The RCMP have officially linked 18 murdered or missing women to the Highway of Tears in their E-Pana investigation.
Unofficially, the number of women who have disappeared while hitchhiking or travelling along three highway corridors of north-central B.C. could far exceed that figure.
First Nations bands and community groups such as the Native Women's Association of Canada who spoke at the B.C. Missing Women Commission of Inquiry in 2010 claim as many as 43 women have been killed or gone missing along Highway 16.
E-Pana, an RCMP unit that formed in 2005, has centred its investigations on 18 teenaged girls and young women who have either disappeared or been found murdered from 1969 to 2006. While trying to determine if a serial killer was involved, members of the E-Pana task force have examined hundreds of unsolved murders, missing women files, and sexual assaults in the province over the past four decades which are believed to have happened within a mile of three B.C. highways. Police found enough similarities in each of the 18 cases to link them to the Highway of Tears. The name E-Pana is derived from RCMP code letter E for British Columbia and Pana, the Inuit name of the spirit goddess that tends souls just before they go to heaven and are reincarnated.
The Highway of Tears dates back to 1998 when the name was used at a vigil in Terrace to pay tribute to five women who at that time had disappeared along the 720-kilometre stretch of Highway 16 connecting Prince George to Prince Rupert. The scope of the investigation also extends to missing women cases close to Highway 97, which runs north and south of Prince George, and Highway 5, which connects Merritt to Valemount.
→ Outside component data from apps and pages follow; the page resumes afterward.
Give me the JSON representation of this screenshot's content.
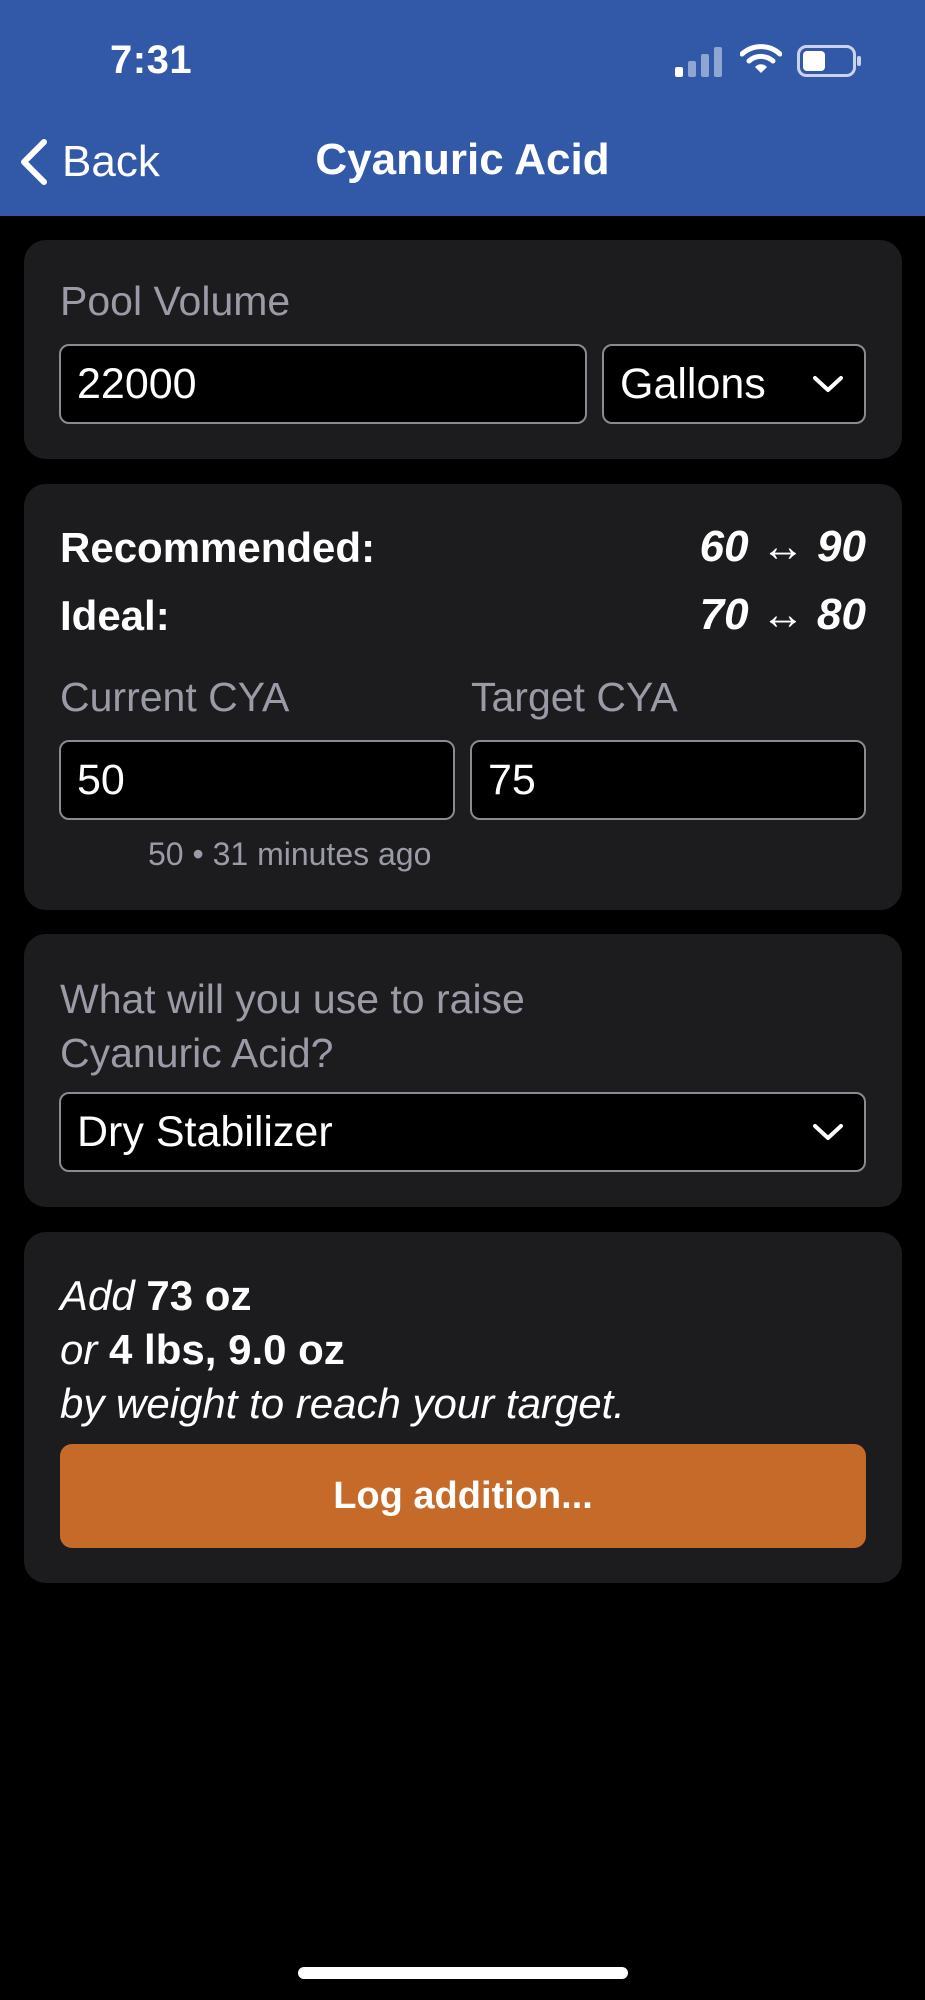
{
  "status_bar": {
    "time": "7:31",
    "signal_icon": "cellular-signal-icon",
    "wifi_icon": "wifi-icon",
    "battery_icon": "battery-icon"
  },
  "nav": {
    "back_label": "Back",
    "back_icon": "chevron-left-icon",
    "title": "Cyanuric Acid"
  },
  "pool_volume": {
    "label": "Pool Volume",
    "value": "22000",
    "unit": "Gallons"
  },
  "ranges": {
    "recommended_label": "Recommended:",
    "recommended_value": "60 ↔ 90",
    "ideal_label": "Ideal:",
    "ideal_value": "70 ↔ 80"
  },
  "cya": {
    "current_label": "Current CYA",
    "current_value": "50",
    "target_label": "Target CYA",
    "target_value": "75",
    "last_reading": "50 • 31 minutes ago"
  },
  "chemical": {
    "question": "What will you use to raise Cyanuric Acid?",
    "selected": "Dry Stabilizer"
  },
  "result": {
    "add_word": "Add",
    "amount_oz": "73 oz",
    "or_word": "or",
    "amount_lbs": "4 lbs, 9.0 oz",
    "suffix": "by weight to reach your target.",
    "button_label": "Log addition..."
  },
  "colors": {
    "header": "#3259A8",
    "card": "#1C1C1E",
    "accent": "#C56A28",
    "muted_text": "#9B9BA8"
  }
}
The 18 identified victims, with the year they went missing, where they were last seen or where their bodies were found, are: Gloria Moody, Williams Lake, murdered, 1969; Micheline Pare, Hudson's Hope, murdered, 1970; Gale Weys, Clearwater, murdered, 1973; Pamela Darlington, Kamloops, murdered, 1973; Monica Ignas, Terrace, murdered, 1974; Colleen MacMillen, 100 Mile House, murdered, 1974; Monica Jack, Merritt, murdered, 1978; Maureen Mosie, Kamloops, murdered, 1981; Shelly-ann Bascu, Hinton, Alta., missing since 1983; Alberta Williams, Prince Rupert, murdered, 1989; Romona Wilson, Smithers, murdered, 1994; Roxanne Thiara, Burns Lake, murdered, 1994; Alishia Germaine, Prince George, murdered, 1994; Lana Derrick, Terrace, missing since 1995; Nicole Hoar, Prince George, missing since 2002; Tamara Chipman, Prince Rupert, missing since 2005; Aielah Saric Auger, murdered, Prince George, 2006.
Of those 18, only MacMillen's murder has been solved. Police revealed on Tuesday an Interpol investigation in May found DNA evidence that linked convicted kidnapper Bobby Jack Fowler of Oregon to MacMillen's death. Police consider Fowler, who worked in Prince George as a roofer in 1974, a suspect in the deaths of two other B.C. women. Fowler died in an Oregon prison in 2006.
MacMillen disappeared on Aug. 9, 1974 near Lac La Hache, 291 kilometers south of Prince George, while hitchhiking to her girlfriend's house. Her body was found near a logging road about 25 kilometres south of 100 Mile House.
Moody, 27, the first Highway of Tears victim, was last seen leaving a bar in Williams Lake on Oct. 25, 1969. Her body was found the next day.
Hoar, a 25-year-old treeplanter, was last seen on June 21, 2002 hitchhiking to Smithers near the western city limit of Prince George on Highway 16 near Gauthier Road. Other Highway of Tears victims with direct connections to Prince George include Germaine, 15, whose stabbed body was found behind the former Haldi Road elementary school on Dec. 9, 1994, three hours after she was reported missing; Thiara, 15, a Prince George prostitute whose body was found near Burns Lake in 1994; and Saric-Auger, 14, whose body was found near Tabor Mountain, 17 kilometres east of the city, on Feb. 10, 2006.
Project E-Pana originally tied nine missing women's cases to the Highway of Tears in 2006, and nine more cases were added to the investigation in 2007. All the victims were female between the ages of 12 and 33 who were known at the time of their disappearance to have engaged in high-risk activities such as hitchhiking or drug use. Nine of the 18 were aboriginal, while the other nine were of Caucasian race.
Although she is not on the official Highway of Tears list, Deena Lyn Braem, 17, disappeared under similar circumstances in the early morning hours of Sept. 25, 1999 on a road just west of Quesnel. Police believe she might have been hitchhiking to return to her home in nearby Bouchie Lake. Her body was discovered by a hunter in December 1999 near Pinnacles Provincial Park.